**Brief**
The answer must be every line of the records below that contains the word "Chiao".

**The records**

=== Begin Enclosure ===

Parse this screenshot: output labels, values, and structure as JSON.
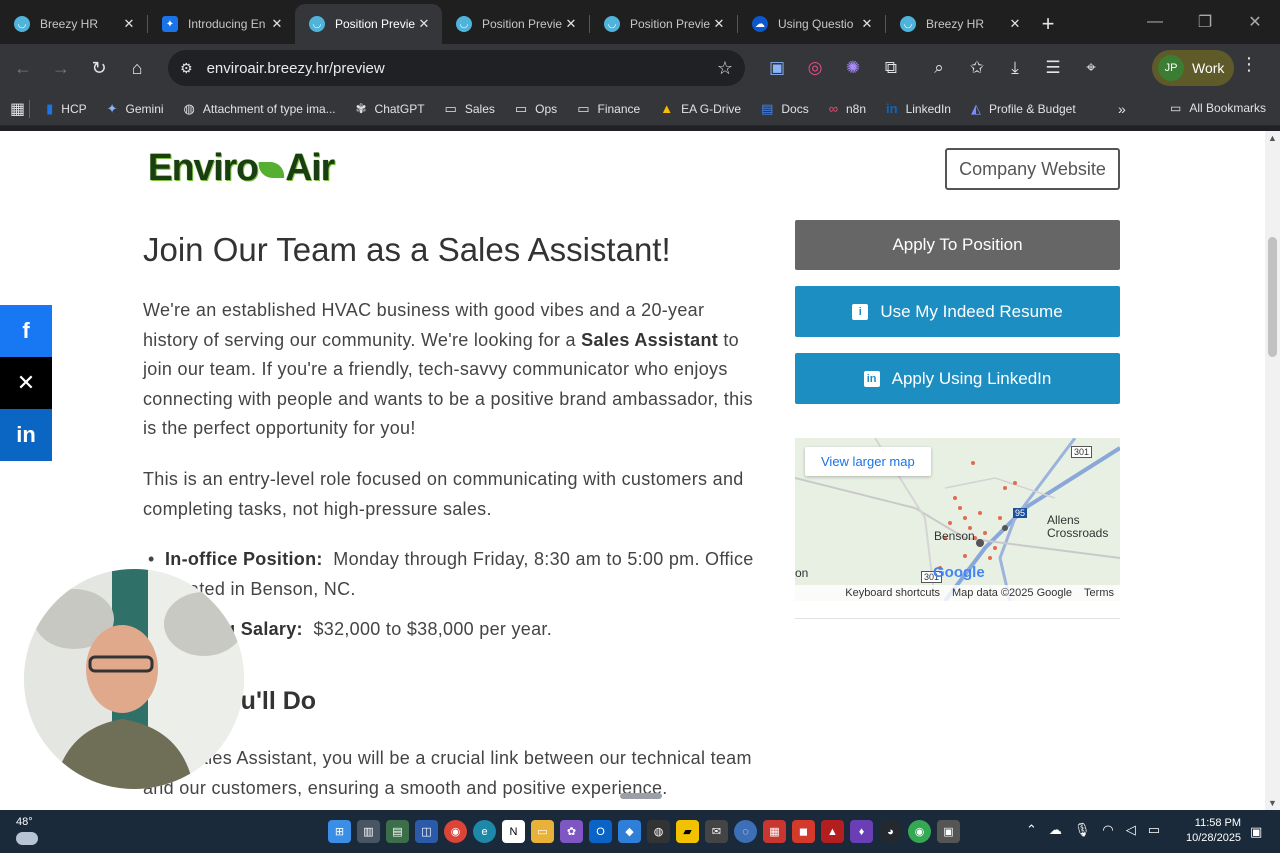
{
  "tabs": [
    {
      "title": "Breezy HR",
      "icon": "breezy-icon",
      "active": false
    },
    {
      "title": "Introducing En",
      "icon": "sparkle-icon",
      "active": false
    },
    {
      "title": "Position Previe",
      "icon": "breezy-icon",
      "active": true
    },
    {
      "title": "Position Previe",
      "icon": "breezy-icon",
      "active": false
    },
    {
      "title": "Position Previe",
      "icon": "breezy-icon",
      "active": false
    },
    {
      "title": "Using Questio",
      "icon": "cloud-icon",
      "active": false
    },
    {
      "title": "Breezy HR",
      "icon": "breezy-icon",
      "active": false
    }
  ],
  "omnibox": {
    "url": "enviroair.breezy.hr/preview"
  },
  "profile": {
    "initials": "JP",
    "label": "Work"
  },
  "bookmarks": [
    {
      "label": "HCP",
      "icon": "hcp-icon"
    },
    {
      "label": "Gemini",
      "icon": "gemini-icon"
    },
    {
      "label": "Attachment of type ima...",
      "icon": "globe-icon"
    },
    {
      "label": "ChatGPT",
      "icon": "chatgpt-icon"
    },
    {
      "label": "Sales",
      "icon": "folder-icon"
    },
    {
      "label": "Ops",
      "icon": "folder-icon"
    },
    {
      "label": "Finance",
      "icon": "folder-icon"
    },
    {
      "label": "EA G-Drive",
      "icon": "drive-icon"
    },
    {
      "label": "Docs",
      "icon": "docs-icon"
    },
    {
      "label": "n8n",
      "icon": "n8n-icon"
    },
    {
      "label": "LinkedIn",
      "icon": "linkedin-icon"
    },
    {
      "label": "Profile & Budget",
      "icon": "profile-icon"
    }
  ],
  "all_bookmarks": "All Bookmarks",
  "page": {
    "logo_text_left": "Enviro",
    "logo_text_right": "Air",
    "company_website": "Company Website",
    "title": "Join Our Team as a Sales Assistant!",
    "p1_a": "We're an established HVAC business with good vibes and a 20-year history of serving our community. We're looking for a ",
    "p1_bold": "Sales Assistant",
    "p1_b": " to join our team. If you're a friendly, tech-savvy communicator who enjoys connecting with people and wants to be a positive brand ambassador, this is the perfect opportunity for you!",
    "p2": "This is an entry-level role focused on communicating with customers and completing tasks, not high-pressure sales.",
    "bullet1_label": "In-office Position:",
    "bullet1_text": "  Monday through Friday, 8:30 am to 5:00 pm. Office located in Benson, NC.",
    "bullet2_label": "Starting Salary:",
    "bullet2_text": "  $32,000 to $38,000 per year.",
    "section_heading": "What You'll Do",
    "p3": "As a Sales Assistant, you will be a crucial link between our technical team and our customers, ensuring a smooth and positive experience.",
    "apply": "Apply To Position",
    "indeed": "Use My Indeed Resume",
    "linkedin": "Apply Using LinkedIn",
    "map": {
      "link": "View larger map",
      "town1": "Benson",
      "town2": "Allens",
      "town3": "Crossroads",
      "route1": "301",
      "route2": "95",
      "route3": "301",
      "edge_text": "on",
      "google": "Google",
      "shortcuts": "Keyboard shortcuts",
      "data": "Map data ©2025 Google",
      "terms": "Terms"
    }
  },
  "taskbar": {
    "temp": "48°",
    "time": "11:58 PM",
    "date": "10/28/2025"
  }
}
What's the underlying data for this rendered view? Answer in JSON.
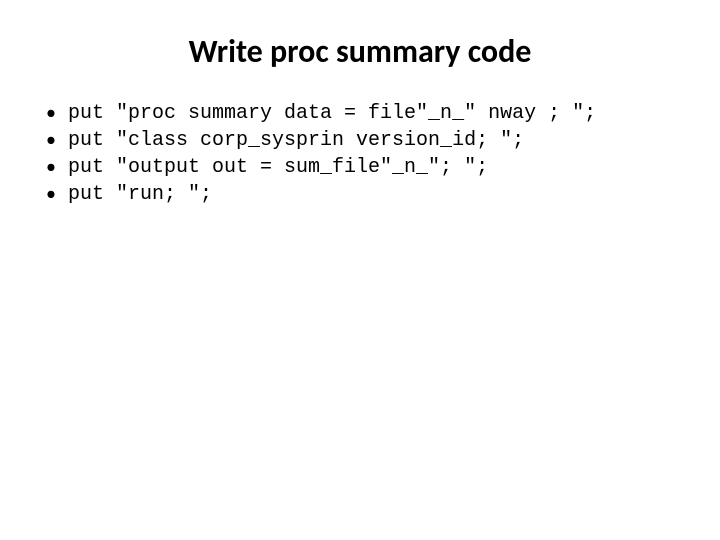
{
  "title": "Write proc summary code",
  "bullets": [
    "put \"proc summary data = file\"_n_\" nway ; \";",
    "put \"class corp_sysprin version_id; \";",
    "put \"output out = sum_file\"_n_\"; \";",
    "put \"run; \";"
  ]
}
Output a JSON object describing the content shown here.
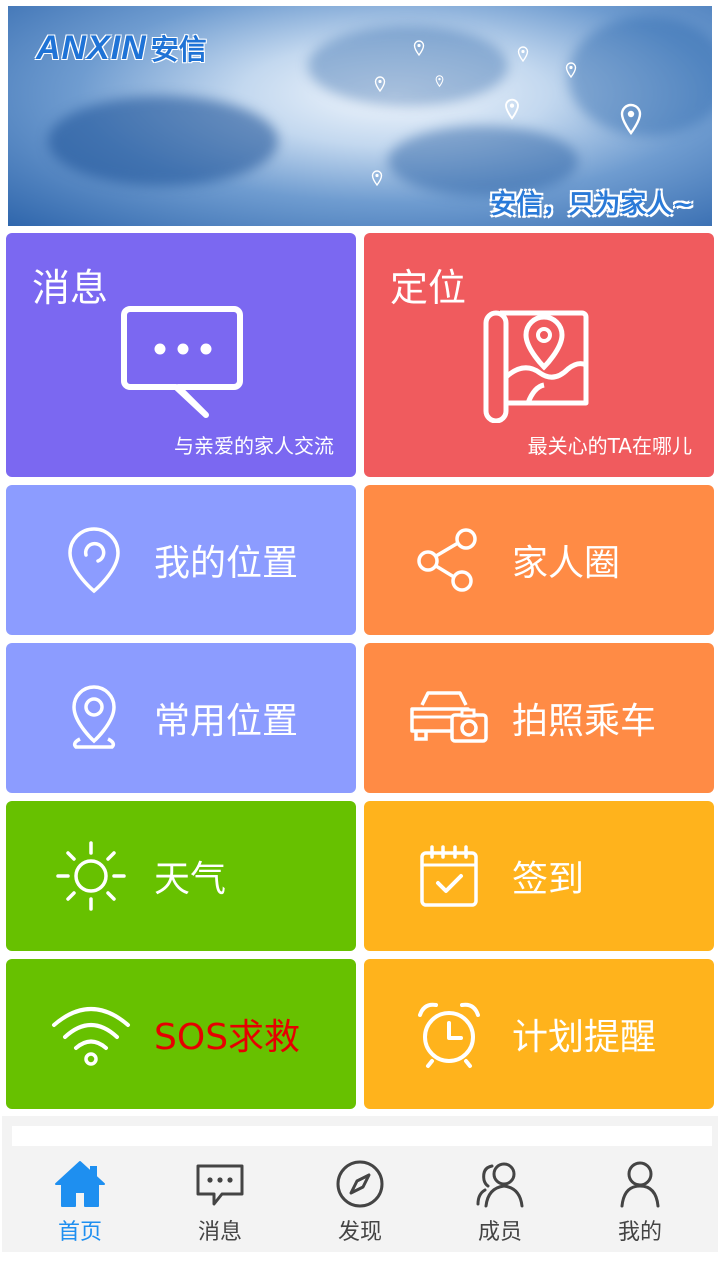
{
  "banner": {
    "logo_en": "ANXIN",
    "logo_cn": "安信",
    "slogan": "安信，只为家人~"
  },
  "tiles": {
    "message": {
      "title": "消息",
      "subtitle": "与亲爱的家人交流",
      "icon": "chat-bubble-icon",
      "color": "#7b68f1"
    },
    "location": {
      "title": "定位",
      "subtitle": "最关心的TA在哪儿",
      "icon": "map-pin-icon",
      "color": "#f05b5e"
    },
    "my_position": {
      "label": "我的位置",
      "icon": "location-pin-icon",
      "color": "#8c9cff"
    },
    "family_circle": {
      "label": "家人圈",
      "icon": "share-icon",
      "color": "#ff8b45"
    },
    "common_position": {
      "label": "常用位置",
      "icon": "location-marker-icon",
      "color": "#8c9cff"
    },
    "photo_ride": {
      "label": "拍照乘车",
      "icon": "car-camera-icon",
      "color": "#ff8b45"
    },
    "weather": {
      "label": "天气",
      "icon": "sun-icon",
      "color": "#67c100"
    },
    "checkin": {
      "label": "签到",
      "icon": "calendar-check-icon",
      "color": "#ffb31c"
    },
    "sos": {
      "label": "SOS求救",
      "icon": "wifi-signal-icon",
      "color": "#67c100",
      "label_color": "#e60000"
    },
    "plan_reminder": {
      "label": "计划提醒",
      "icon": "alarm-clock-icon",
      "color": "#ffb31c"
    }
  },
  "tabbar": {
    "items": [
      {
        "label": "首页",
        "icon": "home-icon",
        "active": true
      },
      {
        "label": "消息",
        "icon": "message-icon",
        "active": false
      },
      {
        "label": "发现",
        "icon": "compass-icon",
        "active": false
      },
      {
        "label": "成员",
        "icon": "members-icon",
        "active": false
      },
      {
        "label": "我的",
        "icon": "profile-icon",
        "active": false
      }
    ],
    "active_color": "#1e8ff0"
  }
}
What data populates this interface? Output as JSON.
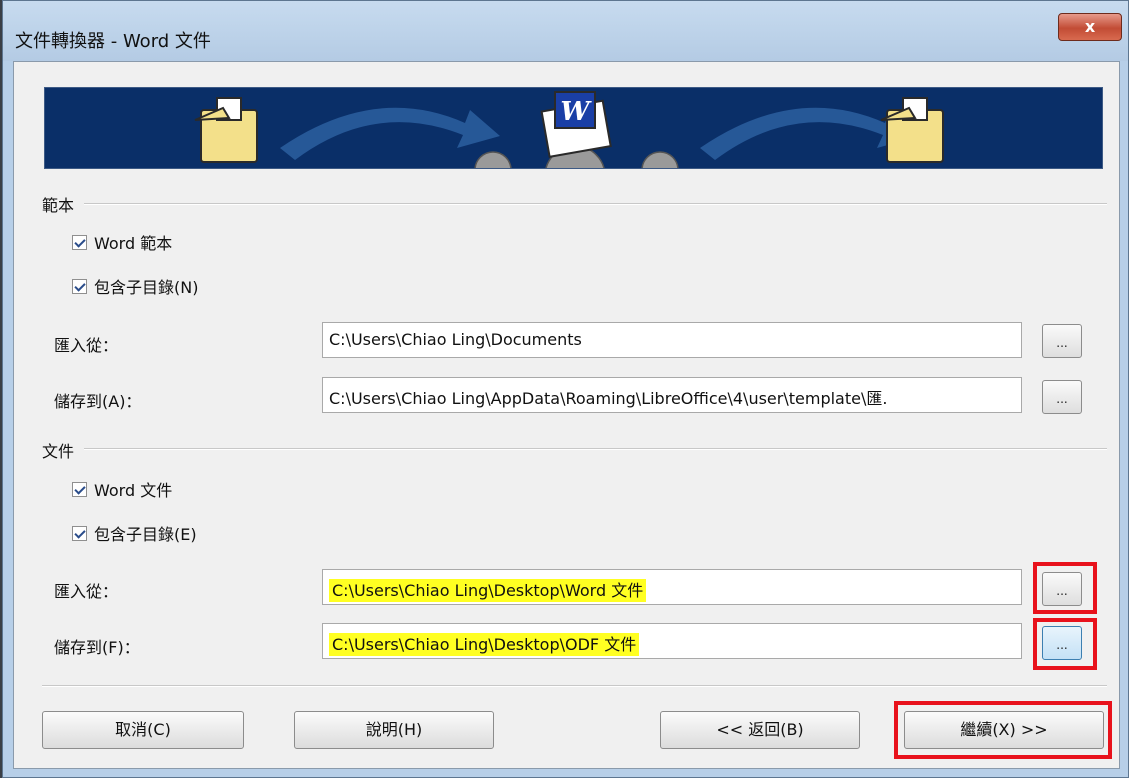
{
  "window": {
    "title": "文件轉換器 - Word 文件",
    "close_label": "x"
  },
  "templates": {
    "section_title": "範本",
    "word_checkbox": "Word 範本",
    "subdir_checkbox": "包含子目錄(N)",
    "import_label": "匯入從：",
    "import_value": "C:\\Users\\Chiao Ling\\Documents",
    "save_label": "儲存到(A)：",
    "save_value": "C:\\Users\\Chiao Ling\\AppData\\Roaming\\LibreOffice\\4\\user\\template\\匯."
  },
  "documents": {
    "section_title": "文件",
    "word_checkbox": "Word 文件",
    "subdir_checkbox": "包含子目錄(E)",
    "import_label": "匯入從：",
    "import_value": "C:\\Users\\Chiao Ling\\Desktop\\Word 文件",
    "save_label": "儲存到(F)：",
    "save_value": "C:\\Users\\Chiao Ling\\Desktop\\ODF 文件"
  },
  "browse_label": "...",
  "buttons": {
    "cancel": "取消(C)",
    "help": "說明(H)",
    "back": "<< 返回(B)",
    "next": "繼續(X) >>"
  },
  "colors": {
    "banner": "#0a2f68",
    "highlight": "#ffff22",
    "annotation": "#e8121c"
  }
}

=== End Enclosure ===

**Solution to this problem**
    "import_value": "C:\\Users\\Chiao Ling\\Documents",
    "save_value": "C:\\Users\\Chiao Ling\\AppData\\Roaming\\LibreOffice\\4\\user\\template\\匯."
    "import_value": "C:\\Users\\Chiao Ling\\Desktop\\Word 文件",
    "save_value": "C:\\Users\\Chiao Ling\\Desktop\\ODF 文件"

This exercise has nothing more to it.